Table of Contents
International Journal of Plasma Science and Engineering
Volume 2008 (2008), Article ID 284549, 5 pages
http://dx.doi.org/10.1155/2008/284549
Research Article

FFT Analysis of a Series Loaded Resonant Converter-Based Power Supply for Pulsed Power Applications

1Department of Electrical and Electronics Engineering, C.U. Shah College of Engineering and Technology, Wadhwan City-363030, Gujarat, India
2Department of Electrical Engineering, Maharaja Sayajirao University of Baroda (M.S.), Vadodara, 390006 Gujarat, India
3Pulsed Power Group, Pulsed Power Laboratory, Institute of Plasma Research, Gandhinagar, 382428 Gujarat, India

Received 20 June 2007; Revised 22 November 2007; Accepted 18 February 2008

Academic Editor: Andrew Christlieb

Copyright © 2008 R. B. Jadeja et al. This is an open access article distributed under the Creative Commons Attribution License, which permits unrestricted use, distribution, and reproduction in any medium, provided the original work is properly cited.

Abstract

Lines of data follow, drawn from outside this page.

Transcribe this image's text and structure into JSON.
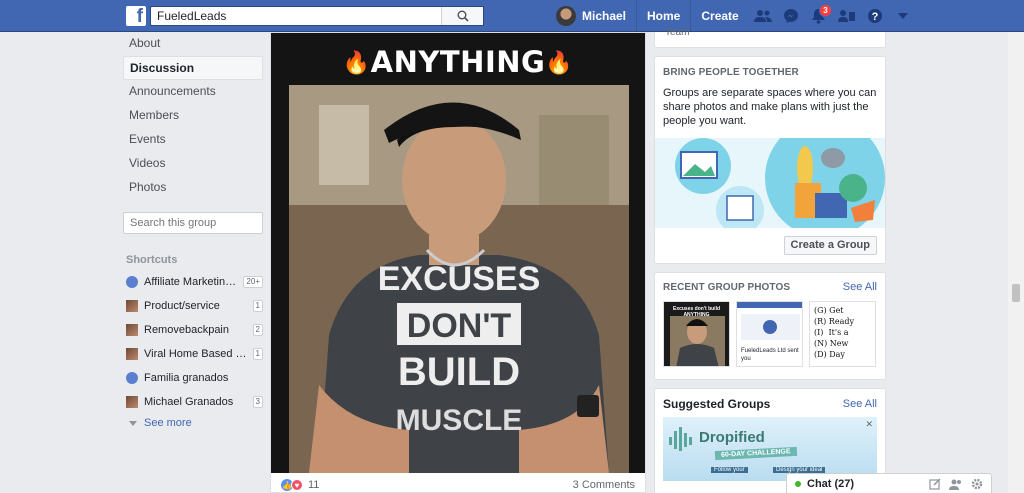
{
  "topbar": {
    "search_value": "FueledLeads",
    "user_name": "Michael",
    "home_label": "Home",
    "create_label": "Create",
    "notifications_count": "3",
    "brand_color": "#4267b2"
  },
  "left_menu": {
    "items": [
      "About",
      "Discussion",
      "Announcements",
      "Members",
      "Events",
      "Videos",
      "Photos"
    ],
    "active": "Discussion",
    "search_placeholder": "Search this group"
  },
  "shortcuts": {
    "heading": "Shortcuts",
    "items": [
      {
        "label": "Affiliate Marketing -...",
        "count": "20+",
        "icon": "group-icon"
      },
      {
        "label": "Product/service",
        "count": "1",
        "icon": "photo-icon"
      },
      {
        "label": "Removebackpain",
        "count": "2",
        "icon": "photo-icon"
      },
      {
        "label": "Viral Home Based P...",
        "count": "1",
        "icon": "photo-icon"
      },
      {
        "label": "Familia granados",
        "count": "",
        "icon": "group-icon"
      },
      {
        "label": "Michael Granados",
        "count": "3",
        "icon": "photo-icon"
      }
    ],
    "see_more": "See more"
  },
  "post": {
    "headline": "ANYTHING",
    "shirt_lines": [
      "EXCUSES",
      "DON'T",
      "BUILD",
      "MUSCLE"
    ],
    "reactions_count": "11",
    "comments": "3 Comments"
  },
  "right": {
    "stub_text": "Team",
    "bring_title": "BRING PEOPLE TOGETHER",
    "bring_body": "Groups are separate spaces where you can share photos and make plans with just the people you want.",
    "create_group": "Create a Group",
    "recent_photos_title": "RECENT GROUP PHOTOS",
    "see_all": "See All",
    "thumb1_text": "Excuses don't build ANYTHING",
    "thumb2_text": "FueledLeads Ltd sent you",
    "thumb3_text": "(G) Get\n(R) Ready\n(I)  It's a\n(N) New\n(D) Day",
    "suggested_title": "Suggested Groups",
    "sugg_logo": "Dropified",
    "sugg_sub": "60-DAY CHALLENGE",
    "sugg_line1": "Follow your",
    "sugg_line2": "Design your ideal"
  },
  "chat": {
    "label": "Chat (27)"
  }
}
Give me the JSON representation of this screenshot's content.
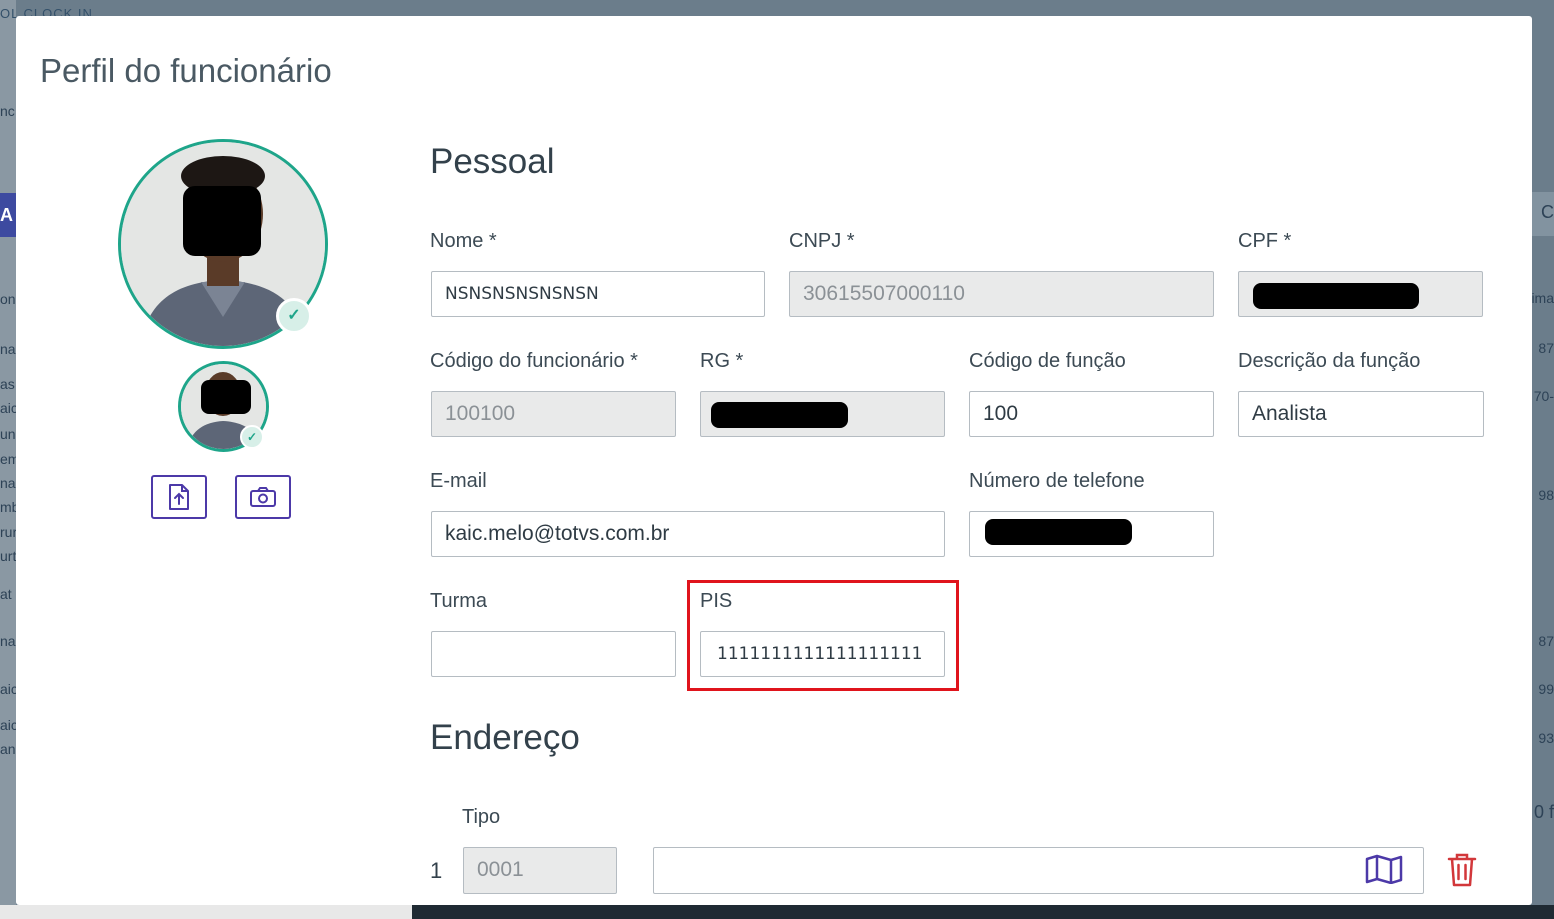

An impulse power supply has been designed, simulated, and tested in order to feed the primary of a high-frequency transformer. Pulse power system has been widely used for plasma applications. The operational principle of the pulse power system is that the energy from the input source is stored in the capacitor bank device through a dc-dc converter. Then, when a discharging signal is given, the stored energy is released to the load. The new family of ZCS converters is suitable for high-power applications using insulated gate bipolar transistors (IGBTs). The power converter can achieve zero switching with the aid of high-frequency transformer. The device is capable of charging a 0.1 μF capacitor up to 5 kV which accounts for a charging power of 5 kJ/s. The novel control algorithm is achieved which eminently considers the nonlinear control characteristics of impulse power supply. The required charging voltage, together with the constraint on the charging time, translates into a required maximum power of 10 kW reduced in this initial version to 5 kW. The difficulty to reliably control such a power at the high-voltage side practically forbids any approach featuring a more or less stabilized DC high-voltage to be generated from a conventional 50 Hz transformer through rectification.